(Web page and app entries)

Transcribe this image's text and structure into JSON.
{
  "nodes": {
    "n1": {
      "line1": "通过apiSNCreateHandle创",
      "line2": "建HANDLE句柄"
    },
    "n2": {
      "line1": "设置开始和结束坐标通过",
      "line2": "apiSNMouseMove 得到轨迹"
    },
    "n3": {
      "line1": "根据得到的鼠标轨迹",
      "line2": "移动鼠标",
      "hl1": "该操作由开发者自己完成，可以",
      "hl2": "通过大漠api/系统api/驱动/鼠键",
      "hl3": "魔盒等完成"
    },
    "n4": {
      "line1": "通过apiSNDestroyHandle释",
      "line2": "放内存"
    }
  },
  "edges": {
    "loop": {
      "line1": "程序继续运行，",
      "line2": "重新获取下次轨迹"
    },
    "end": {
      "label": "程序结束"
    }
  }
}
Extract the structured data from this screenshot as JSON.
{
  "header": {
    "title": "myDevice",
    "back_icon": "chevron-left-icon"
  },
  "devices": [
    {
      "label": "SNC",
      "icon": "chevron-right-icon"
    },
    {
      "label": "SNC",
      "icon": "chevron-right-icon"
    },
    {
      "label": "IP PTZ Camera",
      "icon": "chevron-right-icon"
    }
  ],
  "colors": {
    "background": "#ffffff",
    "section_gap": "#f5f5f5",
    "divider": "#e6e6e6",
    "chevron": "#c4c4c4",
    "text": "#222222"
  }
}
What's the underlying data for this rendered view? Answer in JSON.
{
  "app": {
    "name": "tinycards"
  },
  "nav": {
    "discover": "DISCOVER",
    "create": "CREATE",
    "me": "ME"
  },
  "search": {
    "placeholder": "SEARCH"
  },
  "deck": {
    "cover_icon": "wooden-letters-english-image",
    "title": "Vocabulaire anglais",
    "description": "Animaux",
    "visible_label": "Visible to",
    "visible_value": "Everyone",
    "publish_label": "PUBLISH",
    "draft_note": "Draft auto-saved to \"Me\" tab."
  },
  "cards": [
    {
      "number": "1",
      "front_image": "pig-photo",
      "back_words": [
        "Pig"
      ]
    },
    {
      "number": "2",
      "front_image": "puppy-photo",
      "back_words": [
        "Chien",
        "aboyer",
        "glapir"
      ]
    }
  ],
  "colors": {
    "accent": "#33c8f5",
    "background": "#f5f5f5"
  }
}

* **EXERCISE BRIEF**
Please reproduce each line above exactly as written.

* **COMPLETED TASK**
Transcribe this image's text and structure into JSON.
{
  "nodes": {
    "n1": {
      "line1": "通过apiSNCreateHandle创",
      "line2": "建HANDLE句柄"
    },
    "n2": {
      "line1": "设置开始和结束坐标通过",
      "line2": "apiSNMouseMove 得到轨迹"
    },
    "n3": {
      "line1": "根据得到的鼠标轨迹",
      "line2": "移动鼠标",
      "hl1": "该操作由开发者自己完成，可以",
      "hl2": "通过大漠api/系统api/驱动/鼠键",
      "hl3": "魔盒等完成"
    },
    "n4": {
      "line1": "通过apiSNDestroyHandle释",
      "line2": "放内存"
    }
  },
  "edges": {
    "loop": {
      "line1": "程序继续运行，",
      "line2": "重新获取下次轨迹"
    },
    "end": {
      "label": "程序结束"
    }
  }
}
Extract the structured data from this screenshot as JSON.
{
  "header": {
    "title": "myDevice",
    "back_icon": "chevron-left-icon"
  },
  "devices": [
    {
      "label": "SNC",
      "icon": "chevron-right-icon"
    },
    {
      "label": "SNC",
      "icon": "chevron-right-icon"
    },
    {
      "label": "IP PTZ Camera",
      "icon": "chevron-right-icon"
    }
  ],
  "colors": {
    "background": "#ffffff",
    "section_gap": "#f5f5f5",
    "divider": "#e6e6e6",
    "chevron": "#c4c4c4",
    "text": "#222222"
  }
}
What's the underlying data for this rendered view? Answer in JSON.
{
  "app": {
    "name": "tinycards"
  },
  "nav": {
    "discover": "DISCOVER",
    "create": "CREATE",
    "me": "ME"
  },
  "search": {
    "placeholder": "SEARCH"
  },
  "deck": {
    "cover_icon": "wooden-letters-english-image",
    "title": "Vocabulaire anglais",
    "description": "Animaux",
    "visible_label": "Visible to",
    "visible_value": "Everyone",
    "publish_label": "PUBLISH",
    "draft_note": "Draft auto-saved to \"Me\" tab."
  },
  "cards": [
    {
      "number": "1",
      "front_image": "pig-photo",
      "back_words": [
        "Pig"
      ]
    },
    {
      "number": "2",
      "front_image": "puppy-photo",
      "back_words": [
        "Chien",
        "aboyer",
        "glapir"
      ]
    }
  ],
  "colors": {
    "accent": "#33c8f5",
    "background": "#f5f5f5"
  }
}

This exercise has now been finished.